■ AIM OF THE EXERCISE: This exercise calls for every line of the data below with the string "true" in it.

■ Items from an interface collection:
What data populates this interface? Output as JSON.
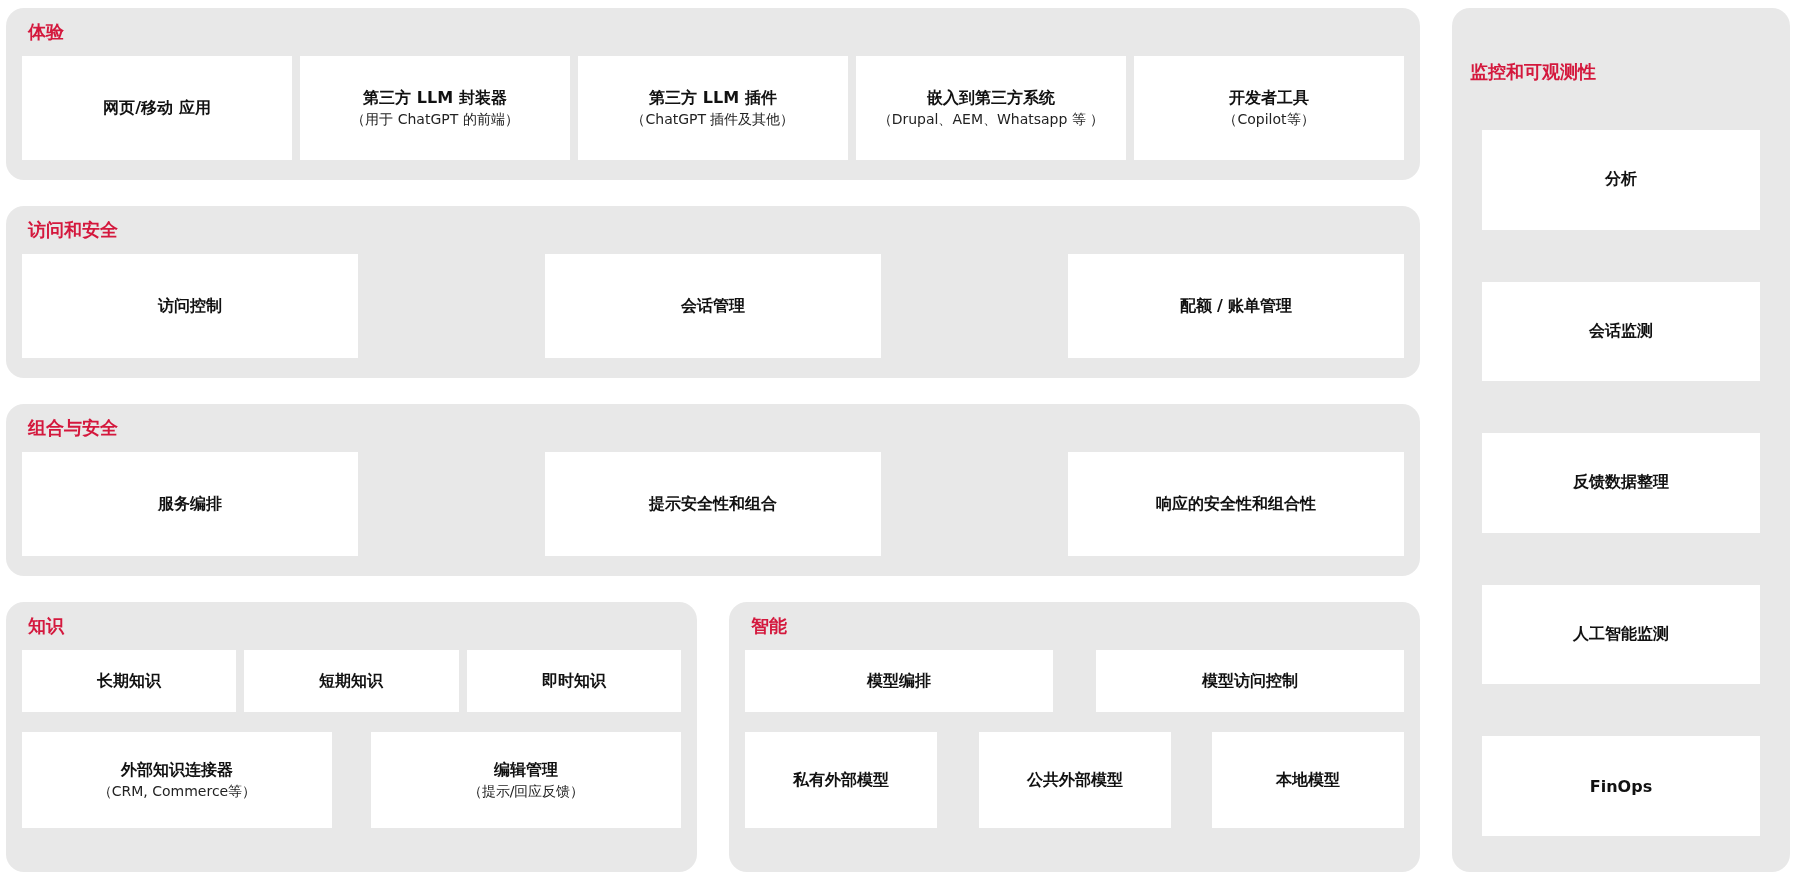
{
  "sections": [
    {
      "title": "体验",
      "rows": [
        {
          "kind": "fill",
          "cards": [
            {
              "title": "网页/移动 应用"
            },
            {
              "title": "第三方 LLM 封装器",
              "subtitle": "（用于 ChatGPT 的前端）"
            },
            {
              "title": "第三方 LLM 插件",
              "subtitle": "（ChatGPT 插件及其他）"
            },
            {
              "title": "嵌入到第三方系统",
              "subtitle": "（Drupal、AEM、Whatsapp 等 ）"
            },
            {
              "title": "开发者工具",
              "subtitle": "（Copilot等）"
            }
          ]
        }
      ]
    },
    {
      "title": "访问和安全",
      "rows": [
        {
          "kind": "spread",
          "cards": [
            {
              "title": "访问控制"
            },
            {
              "title": "会话管理"
            },
            {
              "title": "配额 / 账单管理"
            }
          ]
        }
      ]
    },
    {
      "title": "组合与安全",
      "rows": [
        {
          "kind": "spread",
          "cards": [
            {
              "title": "服务编排"
            },
            {
              "title": "提示安全性和组合"
            },
            {
              "title": "响应的安全性和组合性"
            }
          ]
        }
      ]
    }
  ],
  "bottom_sections": [
    {
      "title": "知识",
      "rows": [
        {
          "kind": "fill",
          "cards": [
            {
              "title": "长期知识"
            },
            {
              "title": "短期知识"
            },
            {
              "title": "即时知识"
            }
          ]
        },
        {
          "kind": "spread",
          "cards": [
            {
              "title": "外部知识连接器",
              "subtitle": "（CRM, Commerce等）"
            },
            {
              "title": "编辑管理",
              "subtitle": "（提示/回应反馈）"
            }
          ]
        }
      ]
    },
    {
      "title": "智能",
      "rows": [
        {
          "kind": "spread",
          "cards": [
            {
              "title": "模型编排"
            },
            {
              "title": "模型访问控制"
            }
          ]
        },
        {
          "kind": "spread",
          "cards": [
            {
              "title": "私有外部模型"
            },
            {
              "title": "公共外部模型"
            },
            {
              "title": "本地模型"
            }
          ]
        }
      ]
    }
  ],
  "side": {
    "title": "监控和可观测性",
    "cards": [
      {
        "title": "分析"
      },
      {
        "title": "会话监测"
      },
      {
        "title": "反馈数据整理"
      },
      {
        "title": "人工智能监测"
      },
      {
        "title": "FinOps"
      }
    ]
  }
}
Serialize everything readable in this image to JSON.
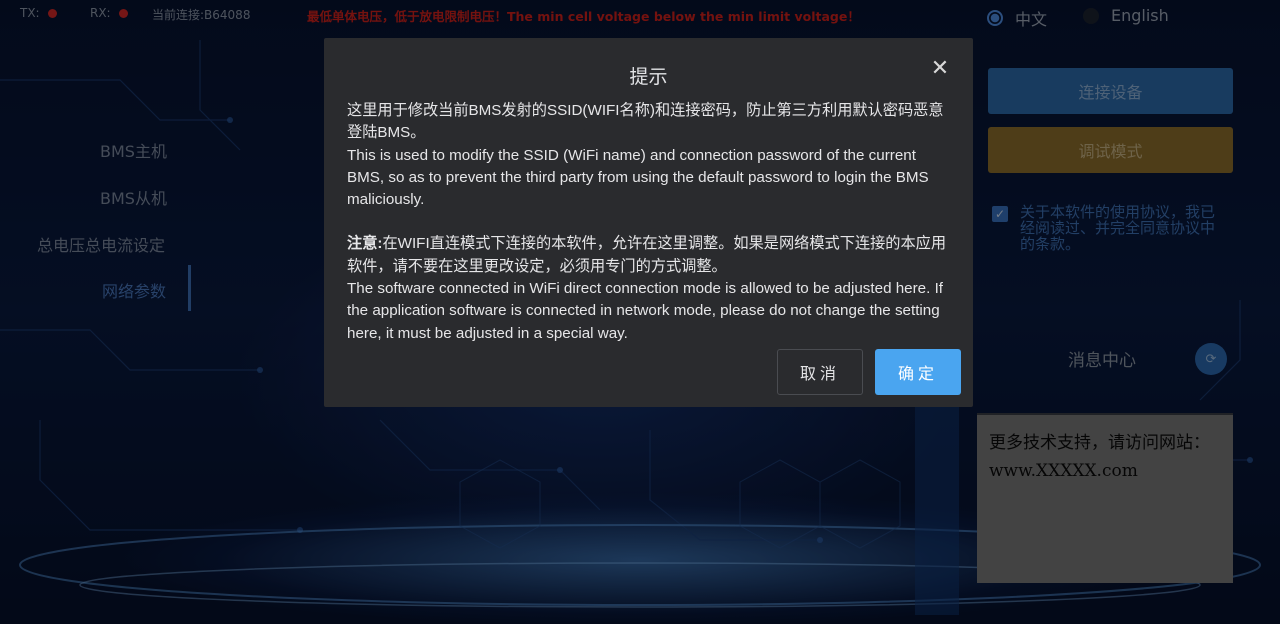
{
  "status_bar": {
    "tx_label": "TX:",
    "rx_label": "RX:",
    "connection": "当前连接:B64088",
    "warning": "最低单体电压，低于放电限制电压！The min cell voltage below the min limit voltage！"
  },
  "language": {
    "options": [
      {
        "label": "中文",
        "selected": true
      },
      {
        "label": "English",
        "selected": false
      }
    ]
  },
  "sidebar": {
    "items": [
      {
        "label": "BMS主机",
        "active": false
      },
      {
        "label": "BMS从机",
        "active": false
      },
      {
        "label": "总电压总电流设定",
        "active": false
      },
      {
        "label": "网络参数",
        "active": true
      }
    ]
  },
  "right_panel": {
    "connect_button": "连接设备",
    "debug_button": "调试模式",
    "agreement": {
      "checked": true,
      "text": "关于本软件的使用协议，我已经阅读过、并完全同意协议中的条款。"
    },
    "message_center": {
      "title": "消息中心",
      "content": "更多技术支持，请访问网站：www.XXXXX.com"
    }
  },
  "dialog": {
    "title": "提示",
    "para1_cn": "这里用于修改当前BMS发射的SSID(WIFI名称)和连接密码，防止第三方利用默认密码恶意登陆BMS。",
    "para1_en": "This is used to modify the SSID (WiFi name) and connection password of the current BMS, so as to prevent the third party from using the default password to login the BMS maliciously.",
    "note_label": "注意:",
    "para2_cn": "在WIFI直连模式下连接的本软件，允许在这里调整。如果是网络模式下连接的本应用软件，请不要在这里更改设定，必须用专门的方式调整。",
    "para2_en": "The software connected in WiFi direct connection mode is allowed to be adjusted here. If the application software is connected in network mode, please do not change the setting here, it must be adjusted in a special way.",
    "cancel_button": "取消",
    "ok_button": "确定"
  },
  "colors": {
    "accent": "#4aa5f0",
    "warning": "#d4211c",
    "connect": "#2c6cae",
    "debug": "#8f6f2c",
    "dialog_bg": "#2a2b2e"
  }
}
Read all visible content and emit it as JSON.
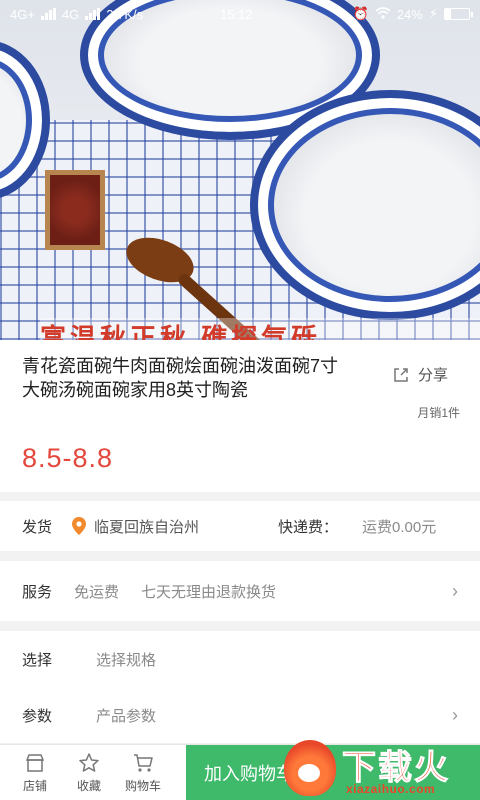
{
  "status_bar": {
    "network_1": "4G+",
    "network_2": "4G",
    "speed": "2.7K/s",
    "time": "15:12",
    "battery": "24%",
    "battery_level": 0.24
  },
  "hero": {
    "banner_text": "富温秋正秋 礁探气砾"
  },
  "product": {
    "title": "青花瓷面碗牛肉面碗烩面碗油泼面碗7寸大碗汤碗面碗家用8英寸陶瓷",
    "share_label": "分享",
    "sales": "月销1件",
    "price": "8.5-8.8"
  },
  "shipping": {
    "label": "发货",
    "location": "临夏回族自治州",
    "fee_label": "快递费：",
    "fee_value": "运费0.00元"
  },
  "service": {
    "label": "服务",
    "item_1": "免运费",
    "item_2": "七天无理由退款换货"
  },
  "select": {
    "label": "选择",
    "value": "选择规格"
  },
  "params": {
    "label": "参数",
    "value": "产品参数"
  },
  "bottom_bar": {
    "store": "店铺",
    "favorite": "收藏",
    "cart": "购物车",
    "add_to_cart": "加入购物车"
  },
  "watermark": {
    "brand": "下载火",
    "url": "xiazaihuo.com"
  },
  "colors": {
    "price": "#e4473b",
    "cart_button": "#3fba6b",
    "pin": "#f08a2c",
    "watermark": "#e8472a"
  }
}
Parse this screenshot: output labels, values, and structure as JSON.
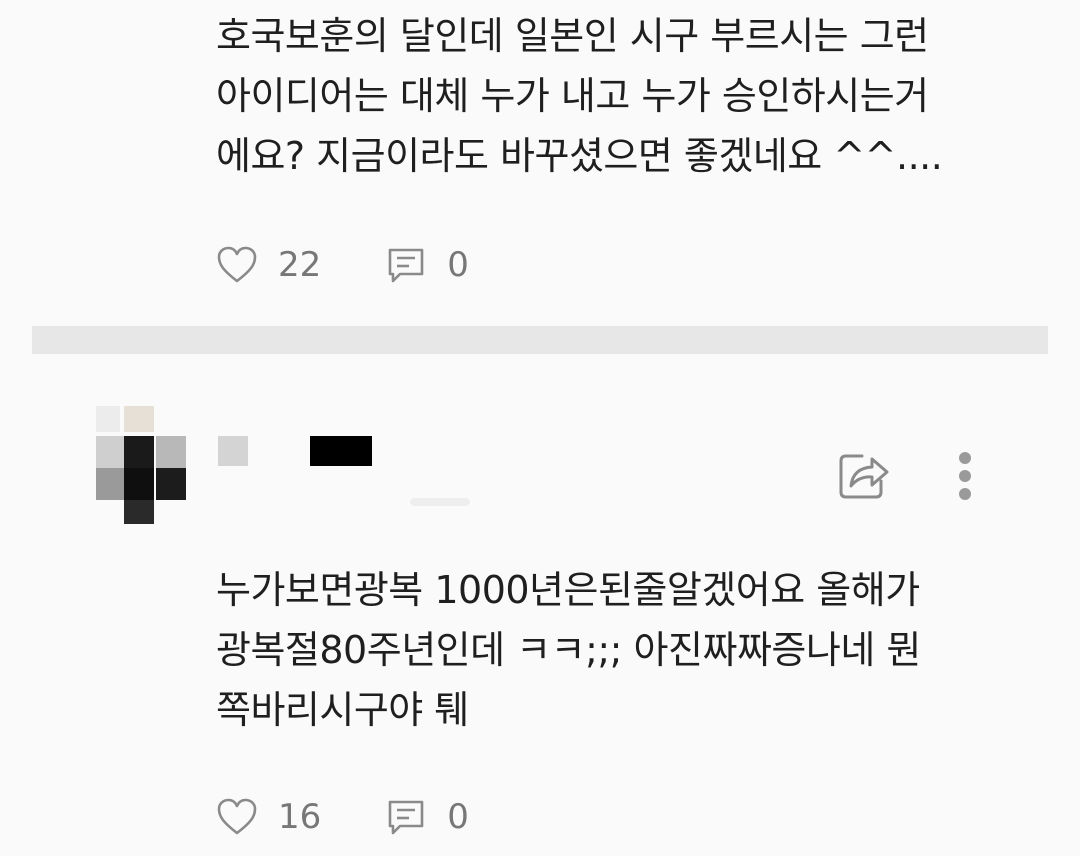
{
  "comments": [
    {
      "lines": [
        "호국보훈의 달인데 일본인 시구 부르시는 그런",
        "아이디어는 대체 누가 내고 누가 승인하시는거",
        "에요? 지금이라도 바꾸셨으면 좋겠네요 ^^...."
      ],
      "likes": "22",
      "replies": "0"
    },
    {
      "lines": [
        "누가보면광복 1000년은된줄알겠어요 올해가",
        "광복절80주년인데 ㅋㅋ;;; 아진짜짜증나네 뭔",
        "쪽바리시구야 퉤"
      ],
      "likes": "16",
      "replies": "0"
    }
  ],
  "icons": {
    "like": "heart-outline-icon",
    "reply": "speech-bubble-icon",
    "share": "share-arrow-icon",
    "more": "vertical-dots-icon"
  },
  "colors": {
    "background": "#fafafa",
    "divider": "#e7e7e7",
    "icon": "#8a8a8a",
    "text": "#1f1f1f",
    "count": "#777777"
  }
}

■ ANSWER SPACE:
        "selected": true
        "active": true
      "checked": true,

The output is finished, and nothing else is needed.